- _What you have to do_: The expected answer is every line from the material below that has the word "Selbstdisziplin".

- _Listed records_:
■ ■ ■ ■

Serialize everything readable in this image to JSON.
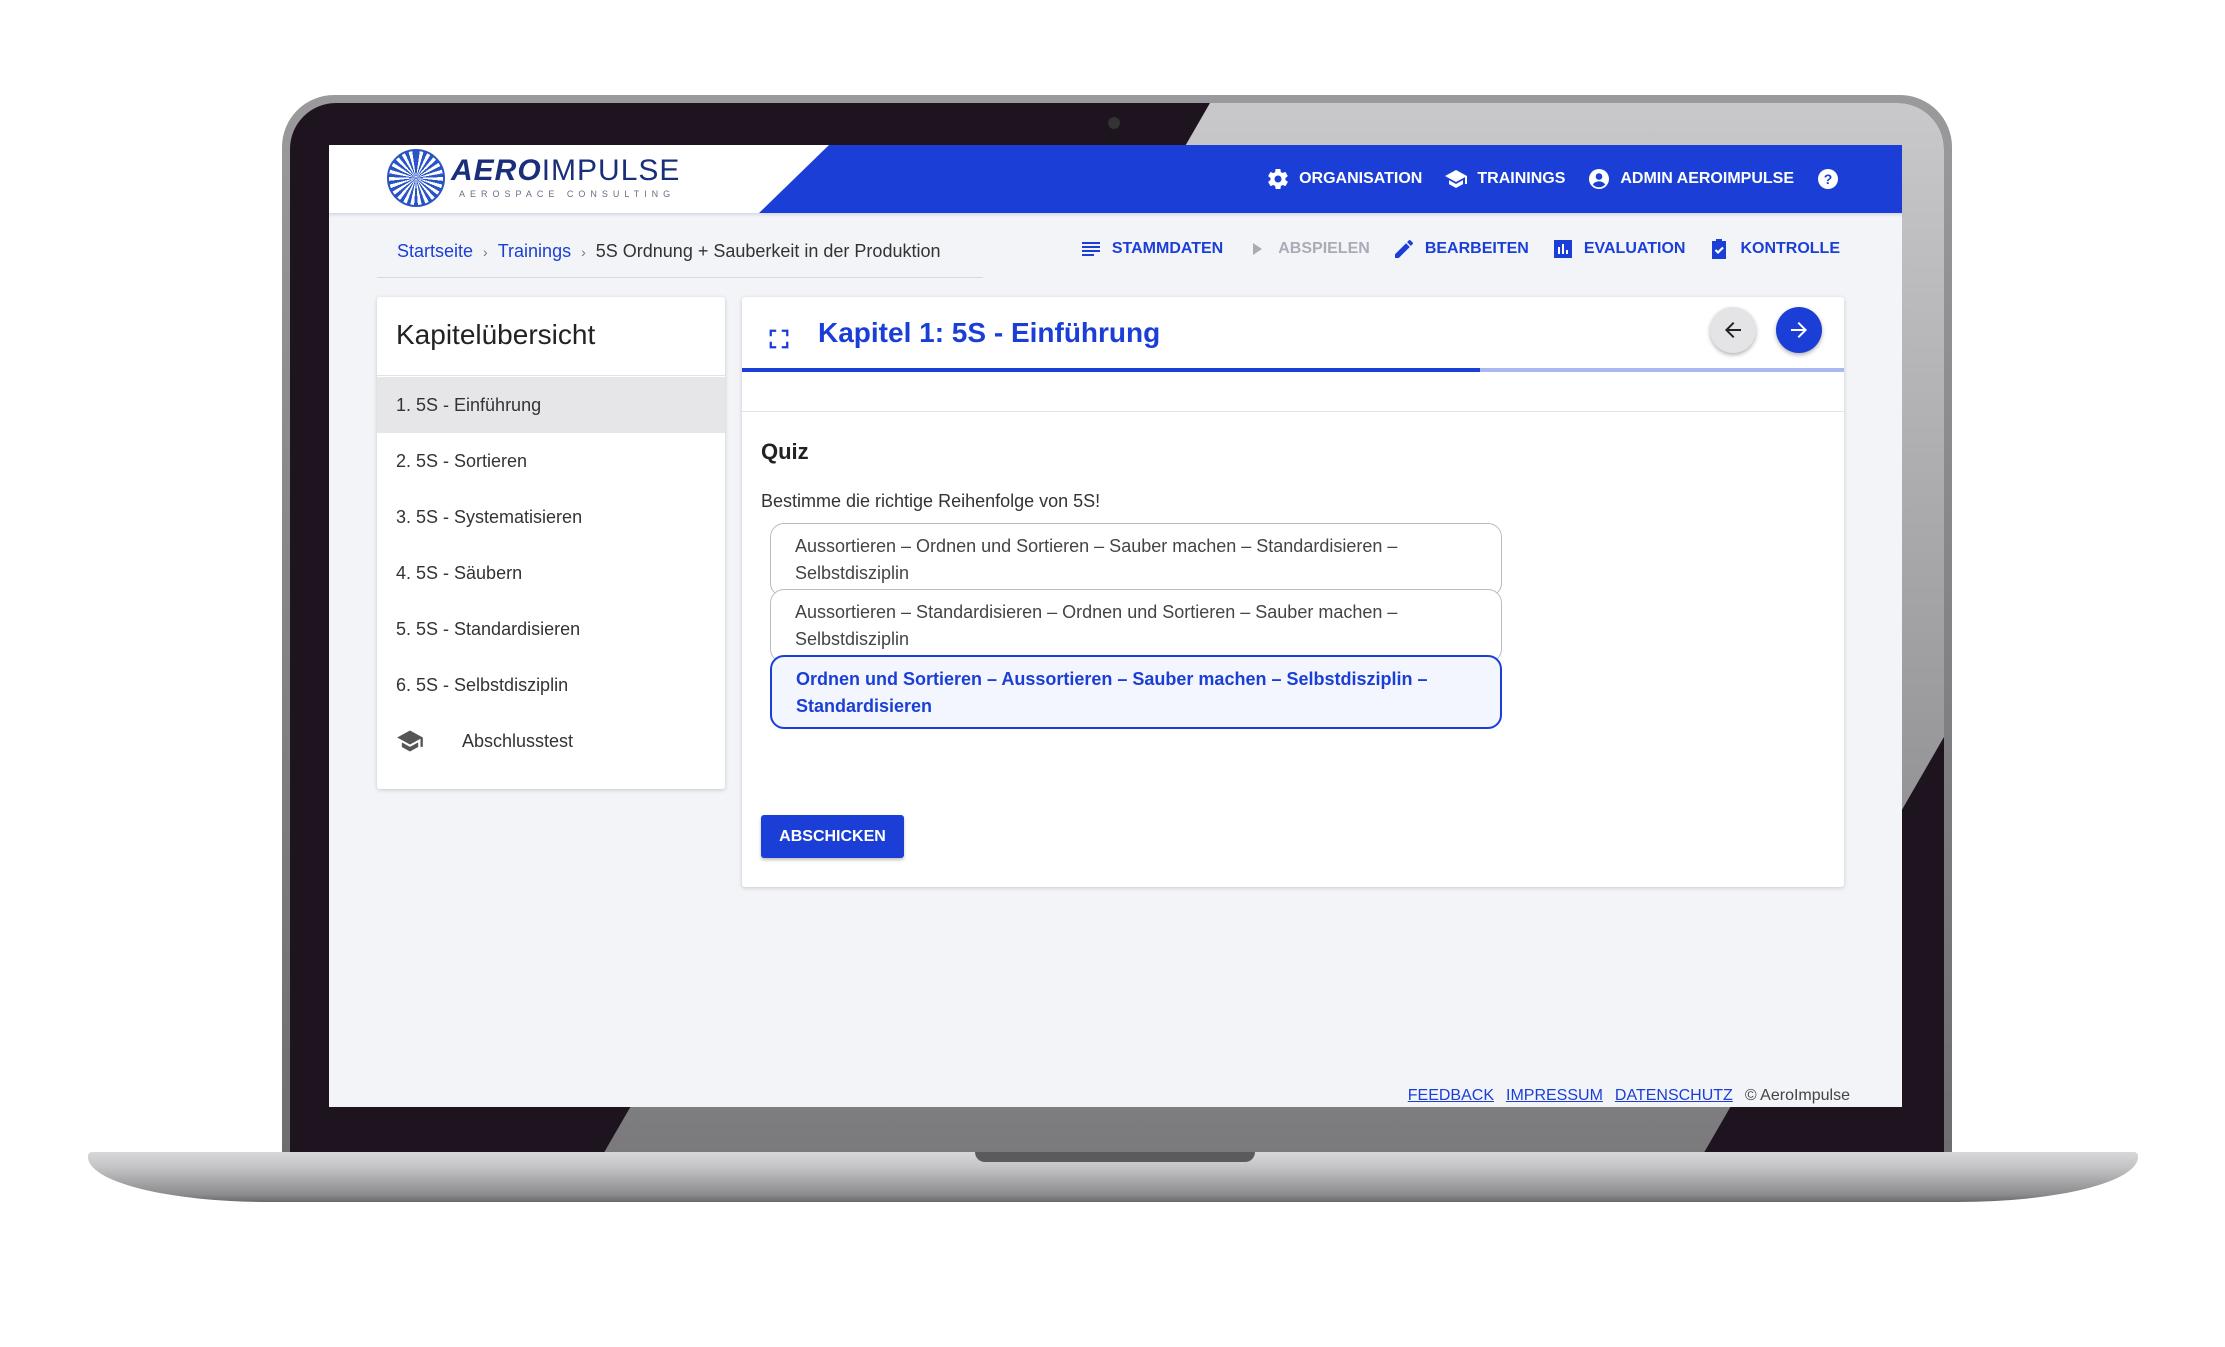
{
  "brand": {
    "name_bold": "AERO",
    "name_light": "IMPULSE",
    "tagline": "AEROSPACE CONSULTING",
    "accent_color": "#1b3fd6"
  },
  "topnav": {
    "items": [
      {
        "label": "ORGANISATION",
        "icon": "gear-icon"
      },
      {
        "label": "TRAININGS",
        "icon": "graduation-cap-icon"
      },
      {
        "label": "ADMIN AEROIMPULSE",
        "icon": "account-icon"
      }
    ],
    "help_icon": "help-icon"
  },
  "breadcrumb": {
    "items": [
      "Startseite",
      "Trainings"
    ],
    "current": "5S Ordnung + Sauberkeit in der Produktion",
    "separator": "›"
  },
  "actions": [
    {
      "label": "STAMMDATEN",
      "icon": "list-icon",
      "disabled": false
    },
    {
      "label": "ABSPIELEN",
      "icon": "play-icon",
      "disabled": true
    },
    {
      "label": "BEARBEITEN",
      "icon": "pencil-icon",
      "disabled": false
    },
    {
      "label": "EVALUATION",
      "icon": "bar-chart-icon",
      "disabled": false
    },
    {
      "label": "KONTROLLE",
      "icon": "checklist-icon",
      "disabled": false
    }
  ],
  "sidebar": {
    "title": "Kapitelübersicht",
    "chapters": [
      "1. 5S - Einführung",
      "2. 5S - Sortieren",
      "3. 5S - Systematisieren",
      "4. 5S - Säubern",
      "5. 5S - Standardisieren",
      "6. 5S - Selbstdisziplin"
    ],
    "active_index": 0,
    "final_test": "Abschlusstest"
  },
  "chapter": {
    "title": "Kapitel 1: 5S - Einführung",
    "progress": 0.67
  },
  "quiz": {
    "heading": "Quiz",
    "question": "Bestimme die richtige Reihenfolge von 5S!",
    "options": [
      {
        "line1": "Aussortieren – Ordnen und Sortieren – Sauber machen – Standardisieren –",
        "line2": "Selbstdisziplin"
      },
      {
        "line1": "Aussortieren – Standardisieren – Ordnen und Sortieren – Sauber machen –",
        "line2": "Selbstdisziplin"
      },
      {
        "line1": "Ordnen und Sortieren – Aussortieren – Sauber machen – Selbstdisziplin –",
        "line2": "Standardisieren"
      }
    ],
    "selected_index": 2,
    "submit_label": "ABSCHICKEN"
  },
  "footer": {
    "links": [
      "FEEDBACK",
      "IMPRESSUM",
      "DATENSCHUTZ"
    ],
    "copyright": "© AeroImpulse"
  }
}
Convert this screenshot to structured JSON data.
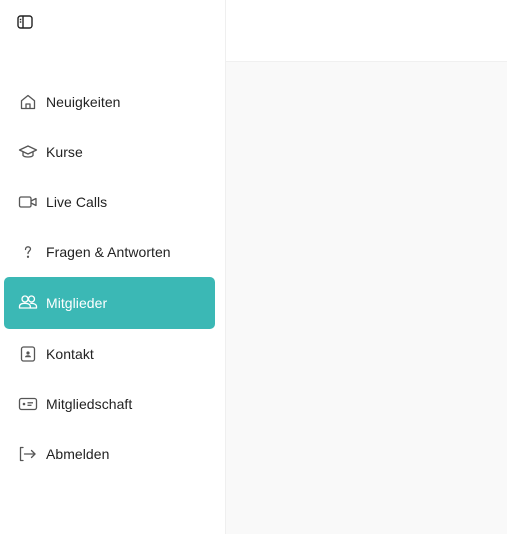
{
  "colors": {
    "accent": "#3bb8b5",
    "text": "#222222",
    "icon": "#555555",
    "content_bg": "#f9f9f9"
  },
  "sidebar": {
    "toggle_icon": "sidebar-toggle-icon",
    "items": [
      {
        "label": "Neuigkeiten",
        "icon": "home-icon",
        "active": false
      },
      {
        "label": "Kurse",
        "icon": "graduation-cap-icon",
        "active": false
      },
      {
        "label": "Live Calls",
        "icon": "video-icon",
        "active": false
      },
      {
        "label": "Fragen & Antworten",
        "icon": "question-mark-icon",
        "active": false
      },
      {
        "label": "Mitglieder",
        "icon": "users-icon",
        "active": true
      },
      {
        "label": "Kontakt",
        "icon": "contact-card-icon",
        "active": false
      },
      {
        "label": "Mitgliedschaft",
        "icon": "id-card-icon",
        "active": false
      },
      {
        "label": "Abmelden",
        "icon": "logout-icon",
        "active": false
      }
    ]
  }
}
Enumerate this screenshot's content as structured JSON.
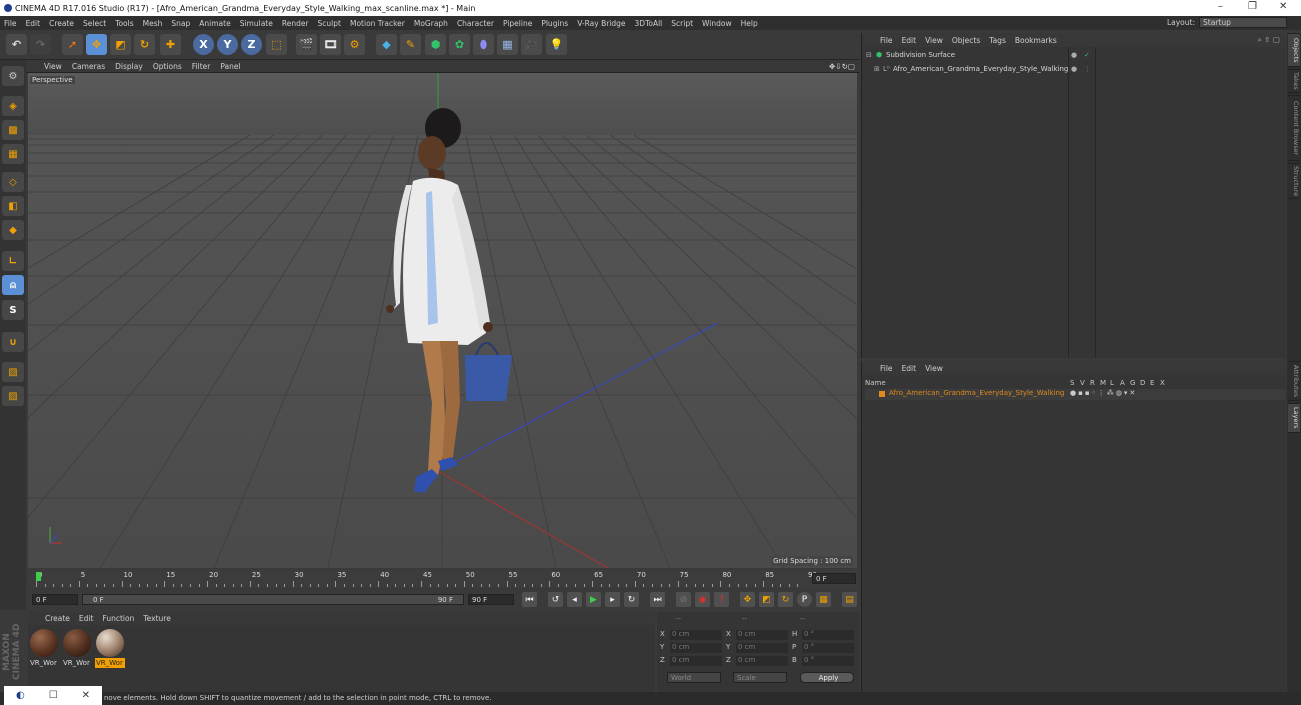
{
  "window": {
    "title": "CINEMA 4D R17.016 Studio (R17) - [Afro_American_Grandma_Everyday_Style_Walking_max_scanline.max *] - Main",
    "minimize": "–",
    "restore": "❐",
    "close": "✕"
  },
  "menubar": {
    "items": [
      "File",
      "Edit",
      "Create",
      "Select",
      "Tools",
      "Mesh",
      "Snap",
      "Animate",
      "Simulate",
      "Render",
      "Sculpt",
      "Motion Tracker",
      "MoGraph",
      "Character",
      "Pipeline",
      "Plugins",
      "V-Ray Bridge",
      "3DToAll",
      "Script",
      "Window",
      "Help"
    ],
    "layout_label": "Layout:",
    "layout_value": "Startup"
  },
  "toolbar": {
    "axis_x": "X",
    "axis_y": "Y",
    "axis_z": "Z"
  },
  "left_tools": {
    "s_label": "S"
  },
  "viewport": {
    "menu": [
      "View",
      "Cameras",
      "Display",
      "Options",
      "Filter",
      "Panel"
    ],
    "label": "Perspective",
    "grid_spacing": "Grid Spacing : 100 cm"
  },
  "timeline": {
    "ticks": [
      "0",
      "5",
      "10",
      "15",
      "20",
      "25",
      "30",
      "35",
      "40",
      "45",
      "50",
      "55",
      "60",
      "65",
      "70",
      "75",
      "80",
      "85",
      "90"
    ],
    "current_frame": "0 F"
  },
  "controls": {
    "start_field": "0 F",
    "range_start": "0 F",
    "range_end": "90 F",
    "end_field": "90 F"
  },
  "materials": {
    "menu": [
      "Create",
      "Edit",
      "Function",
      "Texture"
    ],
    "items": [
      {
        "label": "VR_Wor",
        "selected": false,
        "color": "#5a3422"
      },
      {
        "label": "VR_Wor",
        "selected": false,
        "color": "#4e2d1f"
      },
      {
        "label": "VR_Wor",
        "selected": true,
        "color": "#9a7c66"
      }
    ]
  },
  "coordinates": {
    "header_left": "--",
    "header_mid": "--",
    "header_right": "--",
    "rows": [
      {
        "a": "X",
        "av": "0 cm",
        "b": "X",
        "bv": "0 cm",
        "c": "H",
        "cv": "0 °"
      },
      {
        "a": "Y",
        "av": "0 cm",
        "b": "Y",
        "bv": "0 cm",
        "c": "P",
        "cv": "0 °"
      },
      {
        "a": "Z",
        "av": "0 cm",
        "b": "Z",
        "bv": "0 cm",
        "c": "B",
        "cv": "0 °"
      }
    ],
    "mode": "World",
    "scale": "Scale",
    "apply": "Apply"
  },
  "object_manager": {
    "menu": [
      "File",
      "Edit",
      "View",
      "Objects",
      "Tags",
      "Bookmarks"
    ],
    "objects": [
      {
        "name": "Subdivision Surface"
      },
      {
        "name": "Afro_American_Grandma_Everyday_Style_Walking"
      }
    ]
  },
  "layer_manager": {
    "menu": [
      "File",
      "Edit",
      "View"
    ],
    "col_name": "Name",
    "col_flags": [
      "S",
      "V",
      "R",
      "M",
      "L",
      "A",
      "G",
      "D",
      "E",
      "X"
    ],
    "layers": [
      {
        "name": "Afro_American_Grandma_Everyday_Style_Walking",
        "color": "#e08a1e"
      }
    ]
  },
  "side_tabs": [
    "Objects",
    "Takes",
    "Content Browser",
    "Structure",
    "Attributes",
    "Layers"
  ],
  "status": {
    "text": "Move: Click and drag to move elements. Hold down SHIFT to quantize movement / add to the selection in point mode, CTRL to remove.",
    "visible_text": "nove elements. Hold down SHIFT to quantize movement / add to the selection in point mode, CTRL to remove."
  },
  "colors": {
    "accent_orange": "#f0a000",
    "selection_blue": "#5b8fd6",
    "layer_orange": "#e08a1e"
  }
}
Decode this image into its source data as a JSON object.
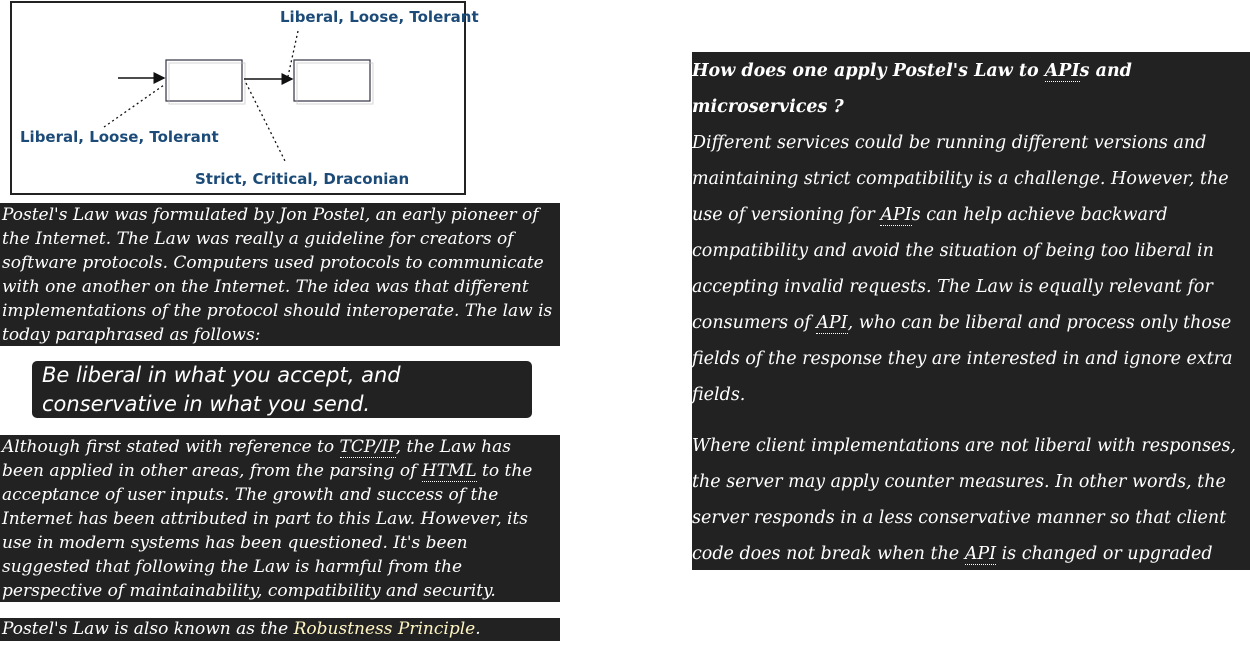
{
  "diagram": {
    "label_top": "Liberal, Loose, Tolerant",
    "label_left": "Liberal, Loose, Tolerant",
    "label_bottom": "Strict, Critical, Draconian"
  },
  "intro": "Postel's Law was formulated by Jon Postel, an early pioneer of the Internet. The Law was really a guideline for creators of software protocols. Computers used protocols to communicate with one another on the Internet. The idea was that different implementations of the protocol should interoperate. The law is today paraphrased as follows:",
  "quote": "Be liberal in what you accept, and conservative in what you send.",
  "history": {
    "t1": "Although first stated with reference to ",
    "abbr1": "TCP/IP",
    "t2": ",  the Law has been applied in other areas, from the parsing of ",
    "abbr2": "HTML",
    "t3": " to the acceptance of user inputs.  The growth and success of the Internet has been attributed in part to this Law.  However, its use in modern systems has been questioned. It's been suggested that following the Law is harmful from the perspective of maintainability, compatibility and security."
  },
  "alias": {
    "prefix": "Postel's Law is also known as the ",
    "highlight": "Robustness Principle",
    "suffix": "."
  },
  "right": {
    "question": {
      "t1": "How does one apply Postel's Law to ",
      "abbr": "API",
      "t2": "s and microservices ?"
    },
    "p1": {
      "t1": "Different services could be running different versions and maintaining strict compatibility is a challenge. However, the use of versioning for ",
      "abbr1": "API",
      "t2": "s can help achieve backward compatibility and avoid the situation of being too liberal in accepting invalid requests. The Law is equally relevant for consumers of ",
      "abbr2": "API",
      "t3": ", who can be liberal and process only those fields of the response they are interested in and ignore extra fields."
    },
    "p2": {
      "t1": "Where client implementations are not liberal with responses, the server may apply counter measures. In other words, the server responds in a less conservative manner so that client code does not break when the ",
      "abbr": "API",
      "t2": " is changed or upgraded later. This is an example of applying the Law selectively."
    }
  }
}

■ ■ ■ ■

- _Task solution_:
      "6. 5S - Selbstdisziplin"
        "line2": "Selbstdisziplin"
        "line2": "Selbstdisziplin"
        "line1": "Ordnen und Sortieren – Aussortieren – Sauber machen – Selbstdisziplin –",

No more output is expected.